Did you know that powdered almonds are the "flour" of macarons? Yep. Our recipe called for whole blanched almonds that were to be pulverized in a food processor. We had whole almonds, but not blanched. We had no food processor, but an adorably tiny coffee grinder. Now, take pause here, because this was an incredible breakthrough for my mom and me. We learned that we could blanch our own almonds by pouring boiling water over them, then waiting a minute before slipping off the seedcoat. (We also learned that we don't need no stinking food processor.) With a spark of ingenuity and mutual enthusiasm, we powdered those almonds.

After that we were running on what I dare describe as la cocaïne de le chef Francais: a high only achieved by the knowledge that you've done more than purchase and combine ingredients - that you have, in fact, made your ingredients!

All right, I've had my say. Now feast your eyes on the rest of this confectionary venture, because it's just as beautiful and fascinating as the onset.
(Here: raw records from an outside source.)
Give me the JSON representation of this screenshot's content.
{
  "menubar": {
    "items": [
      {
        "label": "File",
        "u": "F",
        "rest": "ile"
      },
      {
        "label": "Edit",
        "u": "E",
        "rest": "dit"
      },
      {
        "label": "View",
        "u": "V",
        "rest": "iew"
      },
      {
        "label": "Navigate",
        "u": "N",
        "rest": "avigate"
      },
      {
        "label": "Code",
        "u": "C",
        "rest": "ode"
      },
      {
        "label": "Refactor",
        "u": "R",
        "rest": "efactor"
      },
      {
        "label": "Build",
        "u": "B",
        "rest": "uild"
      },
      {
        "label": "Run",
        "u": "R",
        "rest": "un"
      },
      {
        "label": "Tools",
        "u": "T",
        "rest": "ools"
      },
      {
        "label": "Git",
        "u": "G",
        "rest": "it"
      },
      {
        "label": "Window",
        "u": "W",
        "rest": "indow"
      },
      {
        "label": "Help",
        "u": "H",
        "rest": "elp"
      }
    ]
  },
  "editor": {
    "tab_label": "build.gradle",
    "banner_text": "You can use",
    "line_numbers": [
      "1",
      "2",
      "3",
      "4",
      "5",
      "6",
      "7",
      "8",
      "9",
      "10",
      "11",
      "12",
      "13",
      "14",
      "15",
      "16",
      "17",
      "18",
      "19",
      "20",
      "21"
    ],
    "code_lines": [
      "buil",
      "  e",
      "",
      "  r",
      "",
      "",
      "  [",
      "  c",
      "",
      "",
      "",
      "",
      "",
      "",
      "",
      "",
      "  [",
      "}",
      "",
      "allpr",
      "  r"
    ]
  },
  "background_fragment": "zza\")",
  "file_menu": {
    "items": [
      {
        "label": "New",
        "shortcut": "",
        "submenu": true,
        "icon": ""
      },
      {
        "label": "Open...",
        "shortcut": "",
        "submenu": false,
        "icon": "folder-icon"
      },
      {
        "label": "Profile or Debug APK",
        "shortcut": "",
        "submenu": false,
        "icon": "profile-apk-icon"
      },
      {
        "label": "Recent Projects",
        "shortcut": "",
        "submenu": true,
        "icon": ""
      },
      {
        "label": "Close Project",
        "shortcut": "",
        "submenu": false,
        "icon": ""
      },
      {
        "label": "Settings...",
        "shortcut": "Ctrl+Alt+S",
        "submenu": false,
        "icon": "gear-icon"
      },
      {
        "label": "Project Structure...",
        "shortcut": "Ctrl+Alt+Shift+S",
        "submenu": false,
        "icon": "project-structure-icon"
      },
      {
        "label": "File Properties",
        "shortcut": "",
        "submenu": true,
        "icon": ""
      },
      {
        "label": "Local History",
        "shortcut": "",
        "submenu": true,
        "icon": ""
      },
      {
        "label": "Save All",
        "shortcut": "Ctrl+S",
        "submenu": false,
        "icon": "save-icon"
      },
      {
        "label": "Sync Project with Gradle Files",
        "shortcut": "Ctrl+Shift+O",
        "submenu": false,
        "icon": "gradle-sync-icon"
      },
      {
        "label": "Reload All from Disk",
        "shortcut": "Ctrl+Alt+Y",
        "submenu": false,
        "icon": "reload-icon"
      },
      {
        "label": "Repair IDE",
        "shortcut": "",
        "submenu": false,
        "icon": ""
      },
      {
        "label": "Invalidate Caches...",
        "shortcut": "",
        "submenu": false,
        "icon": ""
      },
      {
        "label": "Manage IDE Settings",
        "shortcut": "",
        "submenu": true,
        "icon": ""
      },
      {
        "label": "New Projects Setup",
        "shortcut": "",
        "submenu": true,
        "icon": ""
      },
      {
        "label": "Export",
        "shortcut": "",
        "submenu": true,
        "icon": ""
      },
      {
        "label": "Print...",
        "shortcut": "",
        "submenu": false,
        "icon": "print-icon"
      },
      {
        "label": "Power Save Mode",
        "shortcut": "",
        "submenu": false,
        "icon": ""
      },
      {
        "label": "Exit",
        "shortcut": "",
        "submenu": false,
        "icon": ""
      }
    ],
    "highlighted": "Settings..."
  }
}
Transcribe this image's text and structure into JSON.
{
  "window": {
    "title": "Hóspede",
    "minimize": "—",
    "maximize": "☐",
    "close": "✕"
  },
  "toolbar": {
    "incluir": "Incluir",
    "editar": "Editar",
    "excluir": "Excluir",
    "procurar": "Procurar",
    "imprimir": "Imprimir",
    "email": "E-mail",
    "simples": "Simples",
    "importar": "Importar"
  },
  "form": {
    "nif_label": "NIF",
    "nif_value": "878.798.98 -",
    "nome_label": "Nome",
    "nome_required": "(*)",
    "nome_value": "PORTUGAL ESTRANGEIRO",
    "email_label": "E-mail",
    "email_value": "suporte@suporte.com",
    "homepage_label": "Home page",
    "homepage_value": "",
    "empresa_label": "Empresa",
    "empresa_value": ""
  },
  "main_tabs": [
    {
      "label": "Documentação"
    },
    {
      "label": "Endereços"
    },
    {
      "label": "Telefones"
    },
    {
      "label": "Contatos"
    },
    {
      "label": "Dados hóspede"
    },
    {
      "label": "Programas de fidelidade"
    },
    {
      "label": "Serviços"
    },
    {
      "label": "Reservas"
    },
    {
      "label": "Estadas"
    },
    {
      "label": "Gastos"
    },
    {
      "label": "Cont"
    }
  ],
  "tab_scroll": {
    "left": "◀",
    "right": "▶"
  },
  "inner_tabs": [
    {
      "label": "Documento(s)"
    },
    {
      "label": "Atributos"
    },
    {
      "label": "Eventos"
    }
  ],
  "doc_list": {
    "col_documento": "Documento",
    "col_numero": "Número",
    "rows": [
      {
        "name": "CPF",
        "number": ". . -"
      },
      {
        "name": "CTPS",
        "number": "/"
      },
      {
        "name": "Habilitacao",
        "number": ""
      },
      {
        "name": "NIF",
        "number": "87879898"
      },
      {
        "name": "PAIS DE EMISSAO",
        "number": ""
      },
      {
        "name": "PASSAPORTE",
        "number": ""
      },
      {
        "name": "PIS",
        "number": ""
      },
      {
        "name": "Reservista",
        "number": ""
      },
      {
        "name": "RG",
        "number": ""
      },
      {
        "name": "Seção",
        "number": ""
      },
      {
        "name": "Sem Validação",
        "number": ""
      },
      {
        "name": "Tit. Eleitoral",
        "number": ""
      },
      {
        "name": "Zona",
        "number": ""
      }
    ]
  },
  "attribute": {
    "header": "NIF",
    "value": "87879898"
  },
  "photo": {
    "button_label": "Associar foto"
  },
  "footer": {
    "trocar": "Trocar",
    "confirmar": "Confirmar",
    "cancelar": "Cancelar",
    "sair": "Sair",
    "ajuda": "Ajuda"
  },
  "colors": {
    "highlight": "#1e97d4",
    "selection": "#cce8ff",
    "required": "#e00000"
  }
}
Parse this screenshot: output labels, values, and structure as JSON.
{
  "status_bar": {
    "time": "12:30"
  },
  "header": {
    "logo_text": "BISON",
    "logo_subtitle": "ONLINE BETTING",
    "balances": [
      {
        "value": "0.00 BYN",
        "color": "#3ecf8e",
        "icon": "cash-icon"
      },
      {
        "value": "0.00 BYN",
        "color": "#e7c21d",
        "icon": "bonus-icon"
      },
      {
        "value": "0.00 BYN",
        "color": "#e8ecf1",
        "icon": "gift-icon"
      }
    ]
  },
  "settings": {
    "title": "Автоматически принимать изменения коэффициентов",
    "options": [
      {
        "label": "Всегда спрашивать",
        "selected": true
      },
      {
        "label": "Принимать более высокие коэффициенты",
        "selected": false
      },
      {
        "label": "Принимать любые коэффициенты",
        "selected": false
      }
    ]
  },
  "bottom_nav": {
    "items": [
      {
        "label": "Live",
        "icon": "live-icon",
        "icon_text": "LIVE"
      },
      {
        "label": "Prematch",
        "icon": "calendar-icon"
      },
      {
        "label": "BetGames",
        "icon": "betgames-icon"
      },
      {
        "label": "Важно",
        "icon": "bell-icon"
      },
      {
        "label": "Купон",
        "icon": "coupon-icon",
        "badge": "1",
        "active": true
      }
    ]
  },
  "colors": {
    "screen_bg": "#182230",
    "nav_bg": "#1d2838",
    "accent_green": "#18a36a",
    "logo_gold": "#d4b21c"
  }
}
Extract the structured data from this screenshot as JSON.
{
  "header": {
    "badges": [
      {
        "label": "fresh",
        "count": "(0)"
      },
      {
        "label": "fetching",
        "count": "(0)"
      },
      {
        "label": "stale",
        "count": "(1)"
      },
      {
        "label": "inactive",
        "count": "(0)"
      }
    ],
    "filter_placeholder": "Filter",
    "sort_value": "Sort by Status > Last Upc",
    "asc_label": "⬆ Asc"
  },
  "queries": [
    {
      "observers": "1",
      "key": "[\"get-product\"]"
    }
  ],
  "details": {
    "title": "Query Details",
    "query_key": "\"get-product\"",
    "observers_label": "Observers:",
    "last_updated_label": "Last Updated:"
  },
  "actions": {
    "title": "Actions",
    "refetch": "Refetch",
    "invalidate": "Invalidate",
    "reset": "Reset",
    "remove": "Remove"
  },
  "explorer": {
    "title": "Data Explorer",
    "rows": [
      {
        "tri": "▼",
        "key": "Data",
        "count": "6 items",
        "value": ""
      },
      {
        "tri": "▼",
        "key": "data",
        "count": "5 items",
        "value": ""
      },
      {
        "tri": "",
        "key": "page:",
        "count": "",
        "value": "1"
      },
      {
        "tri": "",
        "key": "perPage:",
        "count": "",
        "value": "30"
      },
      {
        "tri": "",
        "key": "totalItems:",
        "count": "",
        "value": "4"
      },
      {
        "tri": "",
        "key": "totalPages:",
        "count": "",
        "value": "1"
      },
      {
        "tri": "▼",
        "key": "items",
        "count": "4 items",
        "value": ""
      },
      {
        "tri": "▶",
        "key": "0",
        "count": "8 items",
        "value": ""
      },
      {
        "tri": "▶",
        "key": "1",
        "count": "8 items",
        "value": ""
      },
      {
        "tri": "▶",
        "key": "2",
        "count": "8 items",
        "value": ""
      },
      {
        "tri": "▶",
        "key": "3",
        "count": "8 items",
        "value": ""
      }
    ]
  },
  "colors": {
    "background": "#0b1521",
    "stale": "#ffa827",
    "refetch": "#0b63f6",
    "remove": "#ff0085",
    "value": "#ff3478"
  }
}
With macarons now demystified, I can attest to the gustatory trip these petit sandwiches promise. The coalescence of crispy, chewy, and creamy is ethereal, and impossible to meet with your eyes open.

Saturday, April 2, 2011

Enchanté, croissant

I did it! J'ai fait mes premiers croissants. And if I do say so myself (well who am I kidding, this entire blog is me saying so myself), they turned out très magnifiques et exquis. But I had my misgivings.

When I approached this project, croissants were, to me, formidable but friendly. I knew the process was long and exacting, but the product was so simple and thoroughly pleasant. I dove in knowing full well this may not work out, even if I adhered most strictly to the directions. I buffered this potential blow with a light musing that perhaps one must be French to craft a truly superb croissant.

Not so.
Cake flour, hot milk, warm cream, and sugar make croissant dough what it is. But only one ingredient can create those flaky layers...

Do NOT spread butter on a croissant. It's built in.

Fold like a letter. (By the way, it shouldn't look like this. In my eagerness to begin the hallmark folding of croissant dough, I forgot to roll out the first layer. Oops.)

Fold like a book.
Freehand triangles for croissants with character
A light egg wash

Behold, le croissant. According to my bread book, Parisians like their croissants a deep brown, almost burned.
I think I'd make a fine Parisian.

Croissants probably shouldn't be made when one is craving croissants. The tedium of preparing the butter and kneading, rolling, folding, cutting, and shaping the dough would be frustrating to someone seeking instant gratification; then add the hours of cooling, rising, chilling, rising, resting, baking, shuffling, baking. The process is high-maintenance and long-winded, and it mustn't be cut short. Take it on when you have plenty of time and a scrupulous passion for every part of it.